"We are pursuing the Church, not that individual," he said, adding that the principal was found not guilty "because he notified the Church of it, so we're holding the Church to account and that's as it should be."
Toowoomba Bishop William Morris is quoted as saying by the Toowoomba Chronicle that the victims and their families remained his highest priority.
"As I have said previously, it is not appropriate for me to comment on particular cases at this time.
"However, I understand and respect the rights of victims to pursue claims," Bishop Morris said.
"My thoughts and prayers remain with all who have been affected by this tragedy."
Feast: January 18
Volusian was bishop of Tours, in France, the see made famous by St. Martin two centuries earlier. He lived at a time before clerical celibacy had been enforced in the West and was married to a woman famous for her violent temper, which was a great trial to the bishop. He also lived in a time when the barbarian invasions had begun and the fear of the Goths was everywhere. In writing to a friend of his, a certain Bishop Ruricius, of nearby Limoges, St. Volusian expressed his fear of the Goths who were beginning to terrorize his diocese. Ruricius humorously replied that someone who lived with terror inside his house, meaning his wife, should have no fear of terrors from the outside.
Volusian was of senatorial rank, very wealthy, a relative of the bishop who preceded him, St. Perpetuus, and he lived in the days when Clovis was king of the Franks, the avowed enemy of the Goths.
As the Goths began to overrun Volusian's diocese, they suspected him of sympathies with Clovis and of wanting to subject them to the Franks, so Volusian was driven from his see and sent into exile.
He held the office of bishop in a very difficult time, when the whole of Western Europe was in turmoil, in the wake of the barbarian invasions from the East. Cities were sacked, government disrupted, and bishops were the only agents of stability as civil government collapsed. Gregory of Tours, who succeeded Volusian as bishop of Tours a century later, describes the turmoil of the times, and it is from his writings that we get our knowledge of Volusian.
We have no further information about Volusian's wife or his family, and we are not sure whether he died in southern France or in Spain. It is simply known that he was driven from his see, went into exile, and died after ruling as bishop for seven years.
Thought for the Day: Most of us live in very stable times, and it is difficult to imagine what it would be like if our country were invaded and national and state government ceased to exist. Our dependence on Divine Providence would be more obvious then, and our faith would have to give us strength in very different ways. The saints kept faith in the most difficult of times and leaned on God in every crisis.
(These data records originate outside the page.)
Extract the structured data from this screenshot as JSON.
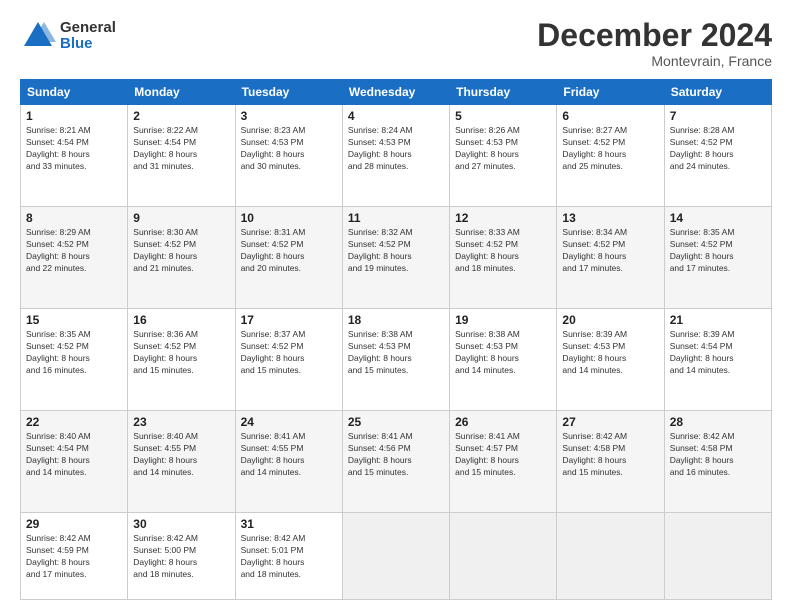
{
  "header": {
    "logo_general": "General",
    "logo_blue": "Blue",
    "month_title": "December 2024",
    "location": "Montevrain, France"
  },
  "calendar": {
    "days_of_week": [
      "Sunday",
      "Monday",
      "Tuesday",
      "Wednesday",
      "Thursday",
      "Friday",
      "Saturday"
    ],
    "weeks": [
      [
        {
          "num": "",
          "info": ""
        },
        {
          "num": "2",
          "info": "Sunrise: 8:22 AM\nSunset: 4:54 PM\nDaylight: 8 hours\nand 31 minutes."
        },
        {
          "num": "3",
          "info": "Sunrise: 8:23 AM\nSunset: 4:53 PM\nDaylight: 8 hours\nand 30 minutes."
        },
        {
          "num": "4",
          "info": "Sunrise: 8:24 AM\nSunset: 4:53 PM\nDaylight: 8 hours\nand 28 minutes."
        },
        {
          "num": "5",
          "info": "Sunrise: 8:26 AM\nSunset: 4:53 PM\nDaylight: 8 hours\nand 27 minutes."
        },
        {
          "num": "6",
          "info": "Sunrise: 8:27 AM\nSunset: 4:52 PM\nDaylight: 8 hours\nand 25 minutes."
        },
        {
          "num": "7",
          "info": "Sunrise: 8:28 AM\nSunset: 4:52 PM\nDaylight: 8 hours\nand 24 minutes."
        }
      ],
      [
        {
          "num": "8",
          "info": "Sunrise: 8:29 AM\nSunset: 4:52 PM\nDaylight: 8 hours\nand 22 minutes."
        },
        {
          "num": "9",
          "info": "Sunrise: 8:30 AM\nSunset: 4:52 PM\nDaylight: 8 hours\nand 21 minutes."
        },
        {
          "num": "10",
          "info": "Sunrise: 8:31 AM\nSunset: 4:52 PM\nDaylight: 8 hours\nand 20 minutes."
        },
        {
          "num": "11",
          "info": "Sunrise: 8:32 AM\nSunset: 4:52 PM\nDaylight: 8 hours\nand 19 minutes."
        },
        {
          "num": "12",
          "info": "Sunrise: 8:33 AM\nSunset: 4:52 PM\nDaylight: 8 hours\nand 18 minutes."
        },
        {
          "num": "13",
          "info": "Sunrise: 8:34 AM\nSunset: 4:52 PM\nDaylight: 8 hours\nand 17 minutes."
        },
        {
          "num": "14",
          "info": "Sunrise: 8:35 AM\nSunset: 4:52 PM\nDaylight: 8 hours\nand 17 minutes."
        }
      ],
      [
        {
          "num": "15",
          "info": "Sunrise: 8:35 AM\nSunset: 4:52 PM\nDaylight: 8 hours\nand 16 minutes."
        },
        {
          "num": "16",
          "info": "Sunrise: 8:36 AM\nSunset: 4:52 PM\nDaylight: 8 hours\nand 15 minutes."
        },
        {
          "num": "17",
          "info": "Sunrise: 8:37 AM\nSunset: 4:52 PM\nDaylight: 8 hours\nand 15 minutes."
        },
        {
          "num": "18",
          "info": "Sunrise: 8:38 AM\nSunset: 4:53 PM\nDaylight: 8 hours\nand 15 minutes."
        },
        {
          "num": "19",
          "info": "Sunrise: 8:38 AM\nSunset: 4:53 PM\nDaylight: 8 hours\nand 14 minutes."
        },
        {
          "num": "20",
          "info": "Sunrise: 8:39 AM\nSunset: 4:53 PM\nDaylight: 8 hours\nand 14 minutes."
        },
        {
          "num": "21",
          "info": "Sunrise: 8:39 AM\nSunset: 4:54 PM\nDaylight: 8 hours\nand 14 minutes."
        }
      ],
      [
        {
          "num": "22",
          "info": "Sunrise: 8:40 AM\nSunset: 4:54 PM\nDaylight: 8 hours\nand 14 minutes."
        },
        {
          "num": "23",
          "info": "Sunrise: 8:40 AM\nSunset: 4:55 PM\nDaylight: 8 hours\nand 14 minutes."
        },
        {
          "num": "24",
          "info": "Sunrise: 8:41 AM\nSunset: 4:55 PM\nDaylight: 8 hours\nand 14 minutes."
        },
        {
          "num": "25",
          "info": "Sunrise: 8:41 AM\nSunset: 4:56 PM\nDaylight: 8 hours\nand 15 minutes."
        },
        {
          "num": "26",
          "info": "Sunrise: 8:41 AM\nSunset: 4:57 PM\nDaylight: 8 hours\nand 15 minutes."
        },
        {
          "num": "27",
          "info": "Sunrise: 8:42 AM\nSunset: 4:58 PM\nDaylight: 8 hours\nand 15 minutes."
        },
        {
          "num": "28",
          "info": "Sunrise: 8:42 AM\nSunset: 4:58 PM\nDaylight: 8 hours\nand 16 minutes."
        }
      ],
      [
        {
          "num": "29",
          "info": "Sunrise: 8:42 AM\nSunset: 4:59 PM\nDaylight: 8 hours\nand 17 minutes."
        },
        {
          "num": "30",
          "info": "Sunrise: 8:42 AM\nSunset: 5:00 PM\nDaylight: 8 hours\nand 18 minutes."
        },
        {
          "num": "31",
          "info": "Sunrise: 8:42 AM\nSunset: 5:01 PM\nDaylight: 8 hours\nand 18 minutes."
        },
        {
          "num": "",
          "info": ""
        },
        {
          "num": "",
          "info": ""
        },
        {
          "num": "",
          "info": ""
        },
        {
          "num": "",
          "info": ""
        }
      ]
    ],
    "first_day_num": "1",
    "first_day_info": "Sunrise: 8:21 AM\nSunset: 4:54 PM\nDaylight: 8 hours\nand 33 minutes."
  }
}
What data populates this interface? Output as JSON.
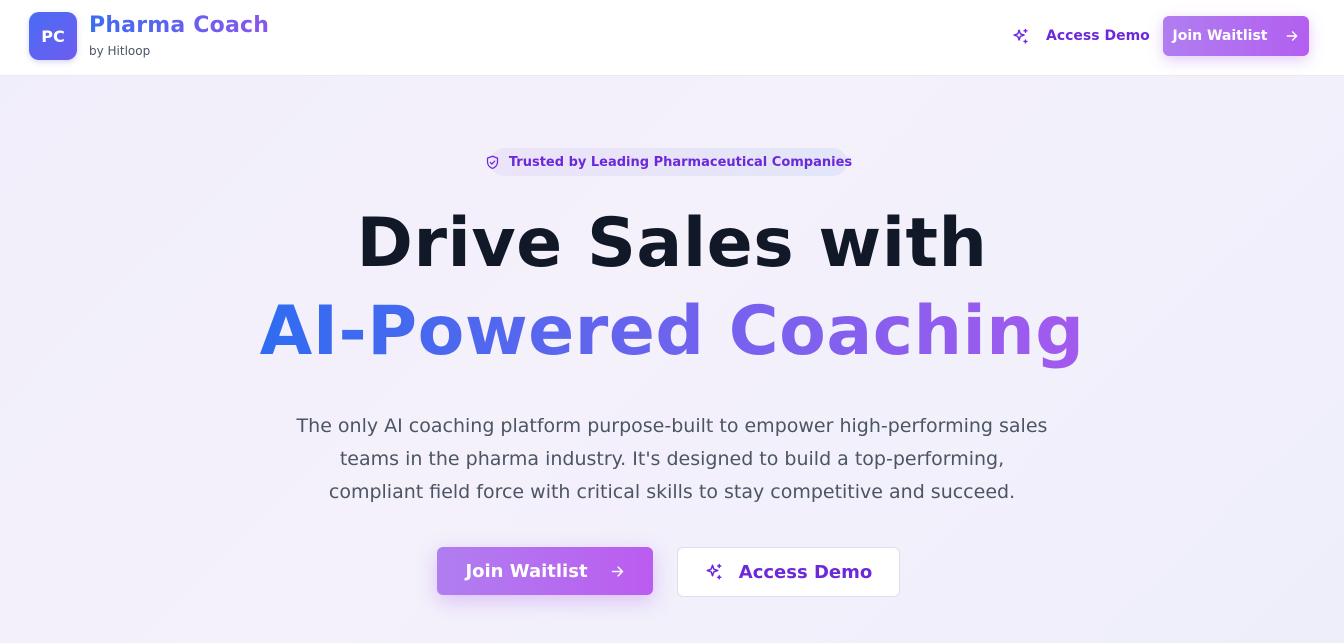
{
  "header": {
    "logo_initials": "PC",
    "brand_name": "Pharma Coach",
    "brand_sub": "by Hitloop",
    "access_demo_label": "Access Demo",
    "join_waitlist_label": "Join Waitlist"
  },
  "hero": {
    "trust_badge": "Trusted by Leading Pharmaceutical Companies",
    "headline_line1": "Drive Sales with",
    "headline_line2": "AI-Powered Coaching",
    "description": "The only AI coaching platform purpose-built to empower high-performing sales teams in the pharma industry. It's designed to build a top-performing, compliant field force with critical skills to stay competitive and succeed.",
    "cta_primary_label": "Join Waitlist",
    "cta_secondary_label": "Access Demo"
  },
  "icons": {
    "sparkle": "sparkles-icon",
    "arrow": "arrow-right-icon",
    "shield": "shield-check-icon"
  },
  "colors": {
    "accent_purple": "#6d28d9",
    "gradient_blue": "#2f6cf0",
    "gradient_violet": "#a45aee",
    "button_gradient_start": "#b07ef0",
    "button_gradient_end": "#bb5cf0",
    "headline_dark": "#111827"
  }
}
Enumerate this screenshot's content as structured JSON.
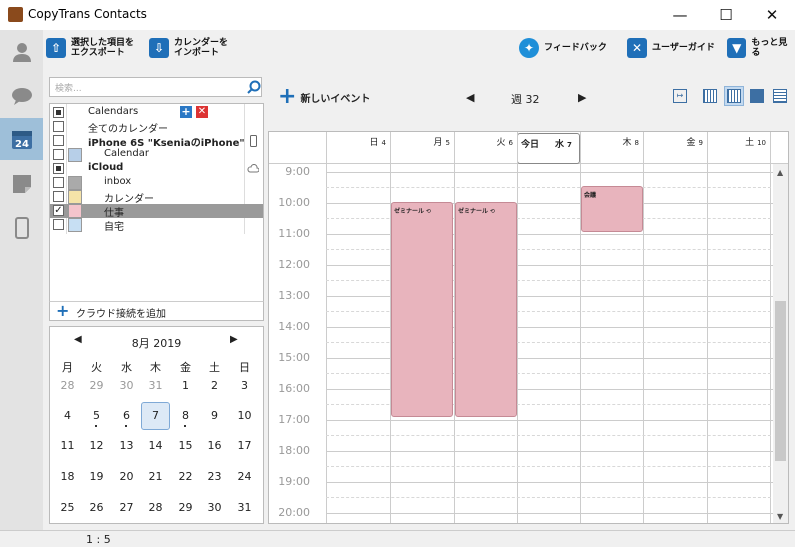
{
  "window": {
    "title": "CopyTrans Contacts"
  },
  "toolbar": {
    "export": [
      "選択した項目を",
      "エクスポート"
    ],
    "import": [
      "カレンダーを",
      "インポート"
    ],
    "feedback": "フィードバック",
    "guide": "ユーザーガイド",
    "more": "もっと見る"
  },
  "search": {
    "placeholder": "検索..."
  },
  "calendars": {
    "header": "Calendars",
    "all": "全てのカレンダー",
    "device": "iPhone 6S \"KseniaのiPhone\"",
    "device_cal": "Calendar",
    "icloud": "iCloud",
    "items": [
      {
        "label": "inbox",
        "color": "#aaaaaa"
      },
      {
        "label": "カレンダー",
        "color": "#f5e3a8"
      },
      {
        "label": "仕事",
        "color": "#f4c4cc"
      },
      {
        "label": "自宅",
        "color": "#c7dff3"
      }
    ],
    "add_cloud": "クラウド接続を追加"
  },
  "mini_cal": {
    "month": "8月 2019",
    "weekdays": [
      "月",
      "火",
      "水",
      "木",
      "金",
      "土"
    ],
    "sun_col": "日",
    "rows": [
      [
        "28",
        "29",
        "30",
        "31",
        "1",
        "2",
        "3"
      ],
      [
        "4",
        "5",
        "6",
        "7",
        "8",
        "9",
        "10"
      ],
      [
        "11",
        "12",
        "13",
        "14",
        "15",
        "16",
        "17"
      ],
      [
        "18",
        "19",
        "20",
        "21",
        "22",
        "23",
        "24"
      ],
      [
        "25",
        "26",
        "27",
        "28",
        "29",
        "30",
        "31"
      ]
    ]
  },
  "week": {
    "new_event": "新しいイベント",
    "label": "週 32",
    "today": "今日",
    "days": [
      {
        "name": "日",
        "num": "4"
      },
      {
        "name": "月",
        "num": "5"
      },
      {
        "name": "火",
        "num": "6"
      },
      {
        "name": "水",
        "num": "7"
      },
      {
        "name": "木",
        "num": "8"
      },
      {
        "name": "金",
        "num": "9"
      },
      {
        "name": "土",
        "num": "10"
      }
    ],
    "hours": [
      "9:00",
      "10:00",
      "11:00",
      "12:00",
      "13:00",
      "14:00",
      "15:00",
      "16:00",
      "17:00",
      "18:00",
      "19:00",
      "20:00"
    ],
    "events": [
      {
        "title": "ゼミナール"
      },
      {
        "title": "ゼミナール"
      },
      {
        "title": "会議"
      }
    ]
  },
  "status": {
    "text": "1 : 5"
  }
}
From 'The Catholic One Year Bible': "A tree is identified by its fruit. A tree from a select variety produces good fruit; poor varieties, don't.... A good man's speech reveals the rich treasures within him. An evil-hearted man is filled with venom, and his speech reveals it."—Matthew 12:33, 35
Mark 2: 18 - 22
Now John's disciples and the Pharisees were fasting; and people came and said to him, "Why do John's disciples and the disciples of the Pharisees fast, but your disciples do not fast?"
And Jesus said to them, "Can the wedding guests fast while the bridegroom is with them? As long as they have the bridegroom with them, they cannot fast.
The days will come, when the bridegroom is taken away from them, and then they will fast in that day.
No one sews a piece of unshrunk cloth on an old garment; if he does, the patch tears away from it, the new from the old, and a worse tear is made.
And no one puts new wine into old wineskins; if he does, the wine will burst the skins, and the wine is lost, and so are the skins; but new wine is for fresh skins."